What are the instruments’ design aspects to support the physiological and cognitive abilities of grey parrots? Can grey parrots generate meaningful musical and artistic output with such instruments? Can they develop musical skills and adopt an artistic role in a performance setting? What are the common design aspects and differences in musical interface design for animals and humans? How can we support parrot individuality and expressivity in the musical interaction design?
Our zoological partners create the preconditions for our work, they take care of the parrots’ welfare and they are translators for animal behavior. But, unlike their science approach, our artistic interest aims at a creative exchange with this intelligent species. We make music together with parrots. We call it music even though it sounds “parrot-like”. We look at them as partners in a musical process.Home

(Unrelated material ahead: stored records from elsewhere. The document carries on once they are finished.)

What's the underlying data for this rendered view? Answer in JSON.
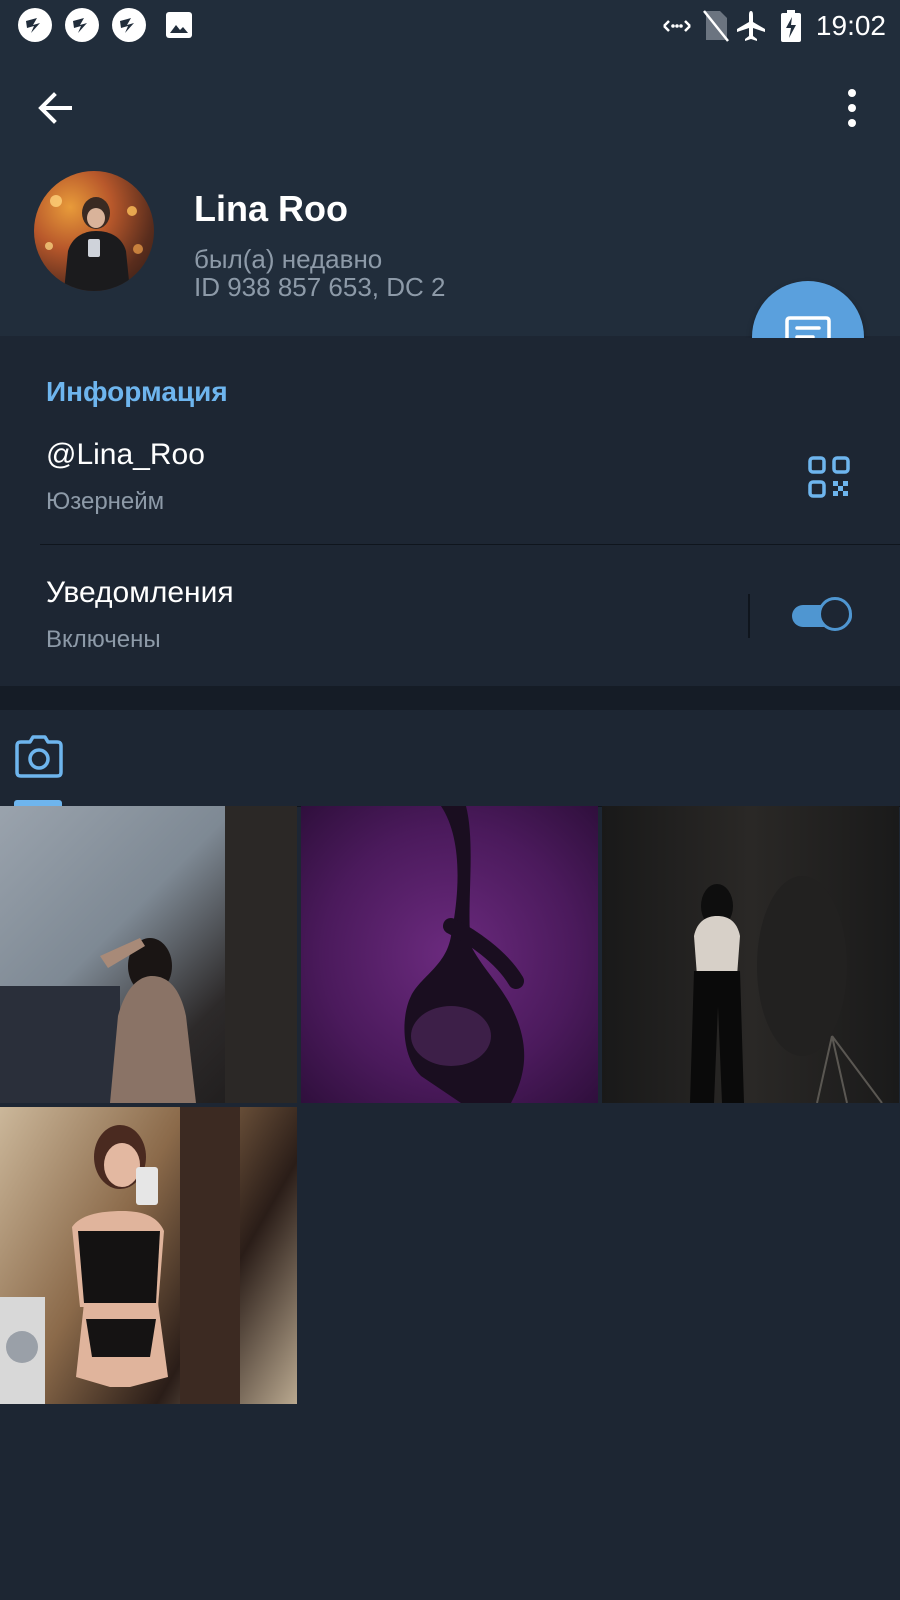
{
  "status_bar": {
    "time": "19:02",
    "notification_icons": [
      "app-notification-icon",
      "app-notification-icon",
      "app-notification-icon",
      "image-notification-icon"
    ],
    "system_icons": [
      "data-transfer-icon",
      "no-sim-icon",
      "airplane-icon",
      "battery-charging-icon"
    ]
  },
  "toolbar": {
    "back_icon": "arrow-left-icon",
    "menu_icon": "more-vert-icon"
  },
  "profile": {
    "name": "Lina Roo",
    "status": "был(а) недавно",
    "id_line": "ID 938 857 653, DC 2"
  },
  "fab": {
    "icon": "message-icon"
  },
  "info": {
    "section_title": "Информация",
    "username": {
      "value": "@Lina_Roo",
      "label": "Юзернейм"
    },
    "notifications": {
      "value": "Уведомления",
      "label": "Включены",
      "enabled": true
    }
  },
  "media": {
    "active_tab_icon": "camera-icon",
    "photos": 4
  },
  "colors": {
    "accent": "#6eb5ee",
    "fab": "#5aa0dd",
    "background": "#1d2633",
    "header": "#212d3b"
  }
}
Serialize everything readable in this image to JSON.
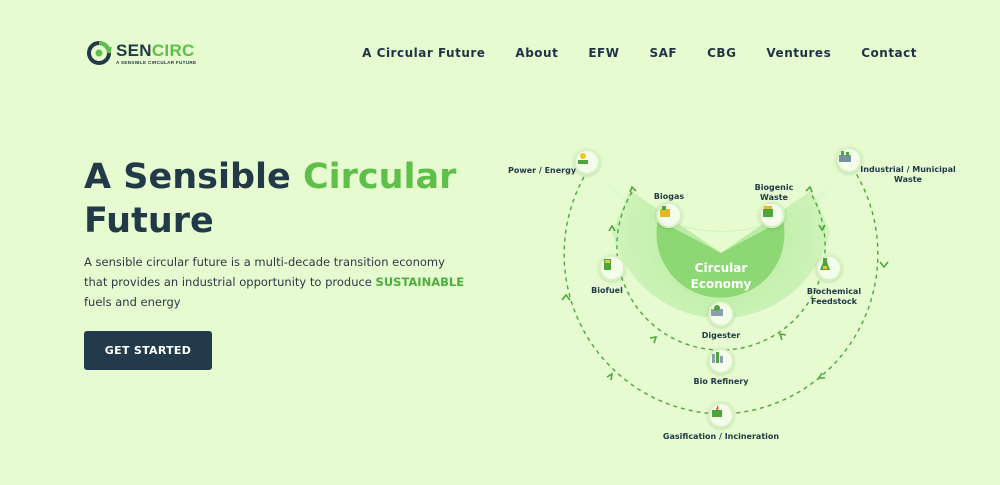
{
  "brand": {
    "name_part1": "SEN",
    "name_part2": "CIRC",
    "tagline": "A SENSIBLE CIRCULAR FUTURE",
    "colors": {
      "dark": "#223a48",
      "accent": "#5ec04a"
    }
  },
  "nav": {
    "items": [
      "A Circular Future",
      "About",
      "EFW",
      "SAF",
      "CBG",
      "Ventures",
      "Contact"
    ]
  },
  "hero": {
    "title_part1": "A Sensible ",
    "title_accent": "Circular",
    "title_part2": "Future",
    "desc_part1": "A sensible circular future is a multi-decade transition economy that provides an industrial opportunity to produce ",
    "desc_highlight": "SUSTAINABLE",
    "desc_part2": " fuels and energy",
    "cta_label": "GET STARTED"
  },
  "diagram": {
    "center_line1": "Circular",
    "center_line2": "Economy",
    "nodes": {
      "power": {
        "label": "Power / Energy",
        "icon": "sun-panel-icon"
      },
      "industrial": {
        "label_line1": "Industrial / Municipal",
        "label_line2": "Waste",
        "icon": "factory-icon"
      },
      "biogas": {
        "label": "Biogas",
        "icon": "gas-tank-icon"
      },
      "biogenic": {
        "label_line1": "Biogenic",
        "label_line2": "Waste",
        "icon": "waste-bin-icon"
      },
      "biofuel": {
        "label": "Biofuel",
        "icon": "fuel-pump-icon"
      },
      "biochemical": {
        "label_line1": "Biochemical",
        "label_line2": "Feedstock",
        "icon": "flask-icon"
      },
      "digester": {
        "label": "Digester",
        "icon": "digester-icon"
      },
      "biorefinery": {
        "label": "Bio Refinery",
        "icon": "refinery-icon"
      },
      "gasification": {
        "label": "Gasification / Incineration",
        "icon": "furnace-icon"
      }
    },
    "colors": {
      "inner": "#8fd977",
      "middle": "#c6f0b0",
      "outer": "#e1fad2",
      "dashed": "#4da63a"
    }
  }
}
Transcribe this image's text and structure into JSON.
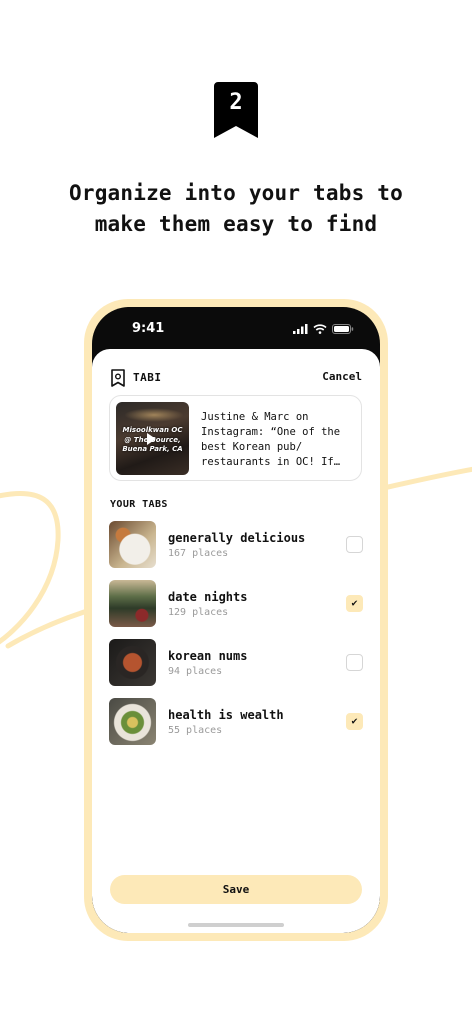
{
  "step": {
    "number": "2"
  },
  "headline": {
    "line1": "Organize into your tabs to",
    "line2": "make them easy to find"
  },
  "status_bar": {
    "time": "9:41"
  },
  "header": {
    "app_name": "TABI",
    "cancel_label": "Cancel"
  },
  "post": {
    "thumbnail_text": "Misoolkwan OC @ The Source, Buena Park, CA",
    "description": "Justine & Marc on Instagram: “One of the best Korean pub/ restaurants in OC! If…"
  },
  "tabs_section": {
    "label": "YOUR TABS",
    "items": [
      {
        "name": "generally delicious",
        "count": "167 places",
        "checked": false
      },
      {
        "name": "date nights",
        "count": "129 places",
        "checked": true
      },
      {
        "name": "korean nums",
        "count": "94 places",
        "checked": false
      },
      {
        "name": "health is wealth",
        "count": "55 places",
        "checked": true
      }
    ]
  },
  "save_label": "Save",
  "colors": {
    "accent": "#fde9b8",
    "text": "#111111",
    "muted": "#9a9a9a"
  },
  "check_glyph": "✔"
}
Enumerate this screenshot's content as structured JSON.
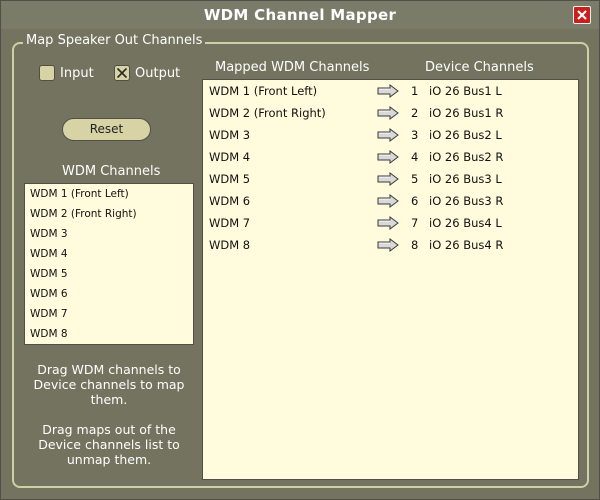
{
  "window": {
    "title": "WDM Channel Mapper"
  },
  "group": {
    "title": "Map Speaker Out Channels"
  },
  "direction": {
    "input_label": "Input",
    "output_label": "Output",
    "input_checked": false,
    "output_checked": true
  },
  "reset_label": "Reset",
  "wdm_channels": {
    "label": "WDM Channels",
    "items": [
      "WDM 1 (Front Left)",
      "WDM 2 (Front Right)",
      "WDM 3",
      "WDM 4",
      "WDM 5",
      "WDM 6",
      "WDM 7",
      "WDM 8"
    ]
  },
  "instructions": {
    "line1": "Drag WDM channels to Device channels to map them.",
    "line2": "Drag maps out of the Device channels list to unmap them."
  },
  "mappings": {
    "col_wdm": "Mapped WDM Channels",
    "col_device": "Device Channels",
    "rows": [
      {
        "wdm": "WDM 1 (Front Left)",
        "num": "1",
        "device": "iO 26 Bus1 L"
      },
      {
        "wdm": "WDM 2 (Front Right)",
        "num": "2",
        "device": "iO 26 Bus1 R"
      },
      {
        "wdm": "WDM 3",
        "num": "3",
        "device": "iO 26 Bus2 L"
      },
      {
        "wdm": "WDM 4",
        "num": "4",
        "device": "iO 26 Bus2 R"
      },
      {
        "wdm": "WDM 5",
        "num": "5",
        "device": "iO 26 Bus3 L"
      },
      {
        "wdm": "WDM 6",
        "num": "6",
        "device": "iO 26 Bus3 R"
      },
      {
        "wdm": "WDM 7",
        "num": "7",
        "device": "iO 26 Bus4 L"
      },
      {
        "wdm": "WDM 8",
        "num": "8",
        "device": "iO 26 Bus4 R"
      }
    ]
  },
  "colors": {
    "background": "#73735f",
    "list_bg": "#fffbdc",
    "accent": "#d8d3a4",
    "close": "#c8201c"
  },
  "icons": {
    "close": "close-icon",
    "check": "x-check-icon",
    "arrow": "right-arrow-icon"
  }
}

Andrea Sodomka, born in Vienna, studies at the Academy of Applied Arts, studies at the Academy of Music, Vienna (institute for electroacoustics). She works in the fields of intermedia, installation, electronic music, net.art, radio art, video and artistic photography
Martin Breindl, born in Vienna, Austria, is media artist, theoretician and curator. He studied at the University of Applied Arts, Vienna (MA 2001) and at the University of Vienna. He works in the fields of media performance, installation, net.art, radio art, sound art, video art and visual arts, as an artist as well as a theoretician.
Norbert Math, he studied at the University of Music, Vienna (Electroacoustics). technical and artistic staff at the IEM, University of Music, Graz. Since 2007 assistant professor at the Nuova Academia di Belle Arti, Milan. Lives in Vienna.
Martin Kaltenbrunner is Professor at the Institute of Media Studies at the University of Art and Design in Linz, Austria. His research concentrates on tangible user interfaces and the development of novel human computer interaction concepts within open tools for creative production. As co-founder of Reactable Systems he had been mainly working on the interaction design of the Reactable - an electronic musical instrument with a tangible user interface. He is author of the open source tangible interaction framework reacTIVision and the related TUIO protocol, which have been widely adopted for the realization of tangible tabletop applications.
Reinhard Gupfinger is a research team member and PhD student of the Institute of Media Studies at the University for Art and Design Linz. His work connects the fields of art, science and technology, whereby Animal Musical Instrument Research (AMIR) is his thematic research priority.
Daniel Gilfillan is Associate Professor of German Studies, and affiliate faculty in Film and Media Studies, Jewish Studies, and English at Arizona State University. His research focuses on 20th-century literature, sound and media studies in the German-speaking sphere. He is currently working on a book titled Sound in the Anthropocene: Sustainability and the Art of Sound, which explores the role of sound as a perceptive mode within sustainable systems, and how sound-based art, radio art, and cinema provide interventions into these systems. His first book, Pieces of Sound: German Experimental Radio (2009) is available through the University of Minnesota Press.Home
9. Jan 2013
Quite recently, the artist group Alien Productions started an extremely fascinating project that will be presented at musikprotokoll 2013.
27. Feb 2013
In my second progress report about metamusic, we want to go behind the scenes and find out how it all started.
26. Sep 2013
22. Okt 2014
21. Mai 2017
Ö1 Zeit-Ton extended und Ö1 Radiokunst-Kunstradio präsentieren in ihrer gemeinsamen Ausgabe im Ö1 Kunstsonntag die verschiedenen Etappen des Kunst- und Forschungsprojektes metamusic von alien productions, sowie die neue Radiokunstarbeit „metavoices – Landschaft mit Graupapageien“ von Andrea Sodomka.